COMM 123 Class 9 09/30/2013
Creative Consumers: Jenkins, Gladwell, Rand
Henry Jenkins (1958)
Professors at Annenberg West (USC)
Was a student of Fiske
In 2012 published 20 Anniversary Edition of Textual Poachers
How does his piece relate to Fiske?
Interested in the circulations of meaning and what exactly cultural pieces mean
They are both considered with constructing a cultural identity
“Fans construct their cultural and social identity through borrowing and inflecting mass culture images which
often go unvoiced within dominant media”
“Far from syncopathic, fans actively assert their mastery over the massproduced texts which provide the
raw materials for their own cultural productions and the basis for their social interactions” – Fiske p. 2324
Why the title “Textual Poachers”?
Fans are active participants who rustle with the textual meanings
“School children are taught to read for authorial meaning—to consume the narrative without leaving their

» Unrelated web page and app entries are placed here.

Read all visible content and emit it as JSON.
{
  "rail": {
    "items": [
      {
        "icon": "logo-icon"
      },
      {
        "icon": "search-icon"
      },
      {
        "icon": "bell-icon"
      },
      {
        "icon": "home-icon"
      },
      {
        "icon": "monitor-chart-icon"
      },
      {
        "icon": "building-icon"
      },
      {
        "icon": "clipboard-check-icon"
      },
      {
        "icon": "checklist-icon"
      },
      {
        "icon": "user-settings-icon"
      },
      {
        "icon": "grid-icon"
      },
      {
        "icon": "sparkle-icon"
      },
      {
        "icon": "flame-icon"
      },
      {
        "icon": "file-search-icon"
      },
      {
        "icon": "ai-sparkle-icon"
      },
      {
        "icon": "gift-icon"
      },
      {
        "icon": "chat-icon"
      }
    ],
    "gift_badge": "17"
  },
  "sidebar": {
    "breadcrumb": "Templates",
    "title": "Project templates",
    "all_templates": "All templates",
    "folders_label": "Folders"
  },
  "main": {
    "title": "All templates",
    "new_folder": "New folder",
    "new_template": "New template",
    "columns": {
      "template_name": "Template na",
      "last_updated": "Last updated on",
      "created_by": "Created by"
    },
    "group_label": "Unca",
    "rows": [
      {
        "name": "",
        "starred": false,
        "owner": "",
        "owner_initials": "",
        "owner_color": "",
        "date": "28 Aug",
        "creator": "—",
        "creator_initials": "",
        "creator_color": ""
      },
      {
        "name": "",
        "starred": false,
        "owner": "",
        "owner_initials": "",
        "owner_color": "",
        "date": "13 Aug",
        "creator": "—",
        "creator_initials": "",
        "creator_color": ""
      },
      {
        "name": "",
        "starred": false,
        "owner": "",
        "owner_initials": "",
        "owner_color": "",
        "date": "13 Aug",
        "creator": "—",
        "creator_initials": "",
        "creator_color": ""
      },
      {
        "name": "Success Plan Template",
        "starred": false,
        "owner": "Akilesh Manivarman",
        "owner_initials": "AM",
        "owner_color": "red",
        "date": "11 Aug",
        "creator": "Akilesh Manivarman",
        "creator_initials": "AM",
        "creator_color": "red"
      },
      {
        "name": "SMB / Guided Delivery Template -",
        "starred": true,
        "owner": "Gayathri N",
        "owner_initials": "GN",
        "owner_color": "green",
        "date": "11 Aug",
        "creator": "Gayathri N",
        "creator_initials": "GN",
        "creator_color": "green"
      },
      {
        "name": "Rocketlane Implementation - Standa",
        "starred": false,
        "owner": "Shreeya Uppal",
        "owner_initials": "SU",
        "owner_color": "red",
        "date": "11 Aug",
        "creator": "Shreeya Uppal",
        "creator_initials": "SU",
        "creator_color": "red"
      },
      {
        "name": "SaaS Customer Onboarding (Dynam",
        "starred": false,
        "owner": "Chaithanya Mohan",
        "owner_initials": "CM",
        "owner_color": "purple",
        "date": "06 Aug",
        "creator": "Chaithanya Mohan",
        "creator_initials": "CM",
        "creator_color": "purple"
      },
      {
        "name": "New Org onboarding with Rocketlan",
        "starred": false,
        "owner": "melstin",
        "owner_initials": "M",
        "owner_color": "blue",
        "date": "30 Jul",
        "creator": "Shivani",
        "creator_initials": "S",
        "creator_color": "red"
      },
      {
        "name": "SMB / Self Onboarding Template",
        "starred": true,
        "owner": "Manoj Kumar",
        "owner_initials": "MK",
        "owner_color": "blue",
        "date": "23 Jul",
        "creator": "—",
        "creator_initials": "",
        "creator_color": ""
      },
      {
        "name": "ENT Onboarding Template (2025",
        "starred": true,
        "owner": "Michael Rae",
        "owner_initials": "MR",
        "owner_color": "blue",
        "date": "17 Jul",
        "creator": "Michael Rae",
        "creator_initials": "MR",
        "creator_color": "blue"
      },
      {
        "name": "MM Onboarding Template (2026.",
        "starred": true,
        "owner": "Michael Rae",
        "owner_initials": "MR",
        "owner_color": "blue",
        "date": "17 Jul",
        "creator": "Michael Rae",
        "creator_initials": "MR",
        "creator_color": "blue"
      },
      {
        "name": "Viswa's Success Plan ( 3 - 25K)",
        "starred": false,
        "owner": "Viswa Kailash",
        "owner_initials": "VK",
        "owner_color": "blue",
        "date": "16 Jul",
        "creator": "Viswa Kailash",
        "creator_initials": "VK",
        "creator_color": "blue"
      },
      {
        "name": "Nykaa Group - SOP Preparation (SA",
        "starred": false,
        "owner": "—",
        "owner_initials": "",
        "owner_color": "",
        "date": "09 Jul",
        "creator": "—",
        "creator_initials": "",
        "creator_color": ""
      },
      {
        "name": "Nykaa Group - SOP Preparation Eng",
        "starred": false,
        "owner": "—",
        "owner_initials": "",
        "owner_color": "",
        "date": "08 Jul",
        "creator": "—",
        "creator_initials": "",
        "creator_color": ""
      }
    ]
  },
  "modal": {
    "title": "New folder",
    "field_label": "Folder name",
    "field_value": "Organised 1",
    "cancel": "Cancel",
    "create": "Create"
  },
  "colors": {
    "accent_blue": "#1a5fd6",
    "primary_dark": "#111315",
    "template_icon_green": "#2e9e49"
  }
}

own stamp on it”
“Fans cease to be simply an audience for popular texts; instead they become active participants in
construction and circulation of textual meaning”
What are some of the popular stereotypes of fans?
Sports fan are a different category and they are viewed in a less negative perspective
Fans as obsessed and unable to separate reality from fantasy
No sense of life priorities because they are overly devoted to trivial thing
Fans are feminine in their obsessive fandom; men being emasculated in their fandom—infantilized adults
They are social misfits, dorky, etc.
Facebook as a form of fans of ourselves; twitter having followers
REFER TO LIST ON PAGE 10
How does gender play out fan stereotypes?
Sports fandom is seen as masculine and heteronormative Media fandom is very feminized; overtly sexual; hysterical fans who scream and throw things, such as
Beatle mania footage
Fandom may have a lifestyle limit—at what point can you be what kind of fan, etc.? Normalcy vs. abnormal
What does any of this have to do with “taste”?
Fans are bad at realizing when some things are not worth being fanatical about (i.e. reciting Shakespeare
vs. lyrics of spice girls)
Taste police think that fans are spending far too much time memorizing or engaging things that do not merit
the effort; they think people should engage with higher culture
Certain religious fanaticism is more tolerated than others and other forms of cultural fandom
“Fan cultures muddles these boundaries, treating popular texts as if they merited the same degree of
attention and appreciation as canonical texts” – Jenkins 17
People are constantly making taste distinctions, making a hierarchy; we all want to defend the culture we
are invested in they do so by using the hierarchy of higher critics
Why are fans “rogue” readers?
Because they do not obey as re